Can’t part with your pooch when you fly from the United States to Europe? If he’s under 10 pounds, you just might be able to get away with Fido under your seat for a fee with a little advance planning.
Think any airline will allow your small dog as long as you have him in a pet carrier? Think again, and then let your fingers do the walking and call your airline to see what its specific pet policy is. Most airlines have restrictions limiting carry-on Fidos to one or two per transatlantic flight, with pet carriers of specific dimensions to fit under the seat or under the seat in front of you.

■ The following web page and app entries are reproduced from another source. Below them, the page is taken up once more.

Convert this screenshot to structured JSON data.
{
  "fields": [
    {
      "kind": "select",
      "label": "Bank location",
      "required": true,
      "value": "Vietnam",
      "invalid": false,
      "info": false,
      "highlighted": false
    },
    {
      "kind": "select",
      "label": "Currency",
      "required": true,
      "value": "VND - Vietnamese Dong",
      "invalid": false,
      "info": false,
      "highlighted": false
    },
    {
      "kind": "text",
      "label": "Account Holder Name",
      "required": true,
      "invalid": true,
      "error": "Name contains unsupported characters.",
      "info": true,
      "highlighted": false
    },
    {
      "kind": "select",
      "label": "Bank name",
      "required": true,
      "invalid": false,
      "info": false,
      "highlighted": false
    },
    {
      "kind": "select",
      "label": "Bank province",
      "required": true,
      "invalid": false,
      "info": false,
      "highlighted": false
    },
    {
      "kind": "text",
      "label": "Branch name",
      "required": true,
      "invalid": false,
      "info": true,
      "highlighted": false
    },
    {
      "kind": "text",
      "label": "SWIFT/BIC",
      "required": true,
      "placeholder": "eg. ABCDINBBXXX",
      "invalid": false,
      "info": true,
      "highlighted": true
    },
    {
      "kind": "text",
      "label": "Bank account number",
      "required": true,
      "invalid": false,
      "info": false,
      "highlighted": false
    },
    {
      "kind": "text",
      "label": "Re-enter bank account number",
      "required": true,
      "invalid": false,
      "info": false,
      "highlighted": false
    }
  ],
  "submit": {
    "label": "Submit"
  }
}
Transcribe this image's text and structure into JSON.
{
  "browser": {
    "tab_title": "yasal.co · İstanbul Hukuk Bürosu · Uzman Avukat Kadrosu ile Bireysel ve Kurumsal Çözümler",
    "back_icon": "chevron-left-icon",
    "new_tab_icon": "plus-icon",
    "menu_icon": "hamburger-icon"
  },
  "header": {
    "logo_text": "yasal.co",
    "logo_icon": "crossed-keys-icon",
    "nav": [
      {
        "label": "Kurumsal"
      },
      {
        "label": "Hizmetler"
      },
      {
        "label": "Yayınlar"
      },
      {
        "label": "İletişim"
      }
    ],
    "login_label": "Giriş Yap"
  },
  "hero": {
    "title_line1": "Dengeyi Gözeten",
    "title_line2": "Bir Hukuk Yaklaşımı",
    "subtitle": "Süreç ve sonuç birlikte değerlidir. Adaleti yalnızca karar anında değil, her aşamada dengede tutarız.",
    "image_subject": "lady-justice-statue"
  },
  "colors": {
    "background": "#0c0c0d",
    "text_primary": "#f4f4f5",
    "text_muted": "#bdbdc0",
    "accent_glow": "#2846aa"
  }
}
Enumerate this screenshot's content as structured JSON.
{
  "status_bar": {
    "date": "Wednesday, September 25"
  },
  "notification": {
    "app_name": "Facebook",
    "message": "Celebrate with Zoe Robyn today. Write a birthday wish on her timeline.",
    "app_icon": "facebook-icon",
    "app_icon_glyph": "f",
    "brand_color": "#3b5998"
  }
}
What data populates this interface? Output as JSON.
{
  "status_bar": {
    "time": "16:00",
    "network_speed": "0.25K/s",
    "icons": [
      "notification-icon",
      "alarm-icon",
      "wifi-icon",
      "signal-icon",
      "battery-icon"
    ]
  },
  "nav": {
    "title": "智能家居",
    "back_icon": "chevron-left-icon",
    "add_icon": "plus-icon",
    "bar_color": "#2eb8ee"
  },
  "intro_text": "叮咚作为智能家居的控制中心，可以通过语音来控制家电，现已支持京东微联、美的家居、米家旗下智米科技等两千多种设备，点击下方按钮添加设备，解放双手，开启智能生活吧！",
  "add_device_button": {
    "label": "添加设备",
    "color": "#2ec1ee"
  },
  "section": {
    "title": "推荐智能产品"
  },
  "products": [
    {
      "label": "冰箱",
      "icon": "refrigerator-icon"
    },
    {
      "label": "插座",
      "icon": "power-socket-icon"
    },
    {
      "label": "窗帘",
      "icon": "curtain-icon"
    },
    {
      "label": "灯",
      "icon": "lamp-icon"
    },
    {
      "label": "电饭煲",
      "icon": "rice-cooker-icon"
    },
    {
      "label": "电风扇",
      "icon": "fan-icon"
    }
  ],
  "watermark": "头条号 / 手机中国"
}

All dogs, cats, and often, small birds, traveling in-cabin must have proper veterinary documentation of vaccinations. Carry copies of these documents with you, just like you would a copy of your passport or travel insurance, as you may need to fill-in an in-flight form for your animal before landing. Most Zoo Sanitary Certificates and import permits are completed before even getting on the plane. You might want to check your travel insurance policy to see what provisions it includes, if any, regarding traveling with your pet.
Most airlines, such as British Air, KLM, Northwest, and Iberia Air do not allow small dogs to travel in-cabin to the United Kingdom, even if you are stopping there to change planes or airlines. Bypass the U.K. on your way to mainland Europe, and you should have no problem.
If the flight is very long, including those with layovers in Europe before traveling to Asia or the Middle East, or if there are multiple plane changes in order to reach your destination, you will likely be asked to check Fido as baggage or cargo.
Note that most pets must be stored as cargo; and, when runway temperatures top 84 degrees Fahrenheit, pets may be refused. An acclimation certificate may be required should the runway temperature dip below 45 degrees. Check with the specific flight for all rules regarding your pet. Flight personnel must keep cargo bays transporting pets regulated to the same temperature and pressure that your cabin is set.
Some final tips for traveling from the U.S. to Europe with Fido:
- Make sure that your pet is at least eight weeks old before traveling. This is a requirement by the USDA. Your pet must also be fully weaned.
- Book nonstop flights.
- Avoid traveling during high traffic times such as holidays and weekends.
- Travel in early morning or late evenings in the summer to avoid extreme heat fluctuations.
- Get your vet’s health certificate no more than seven to 10 days in advance of travel.
- Don’t sedate your pet as tranquilizers have unpredictable side effects at high altitudes–pets have died as a result. If Fido needs a little extra mood medicine to mellow out, follow your vet’s advice.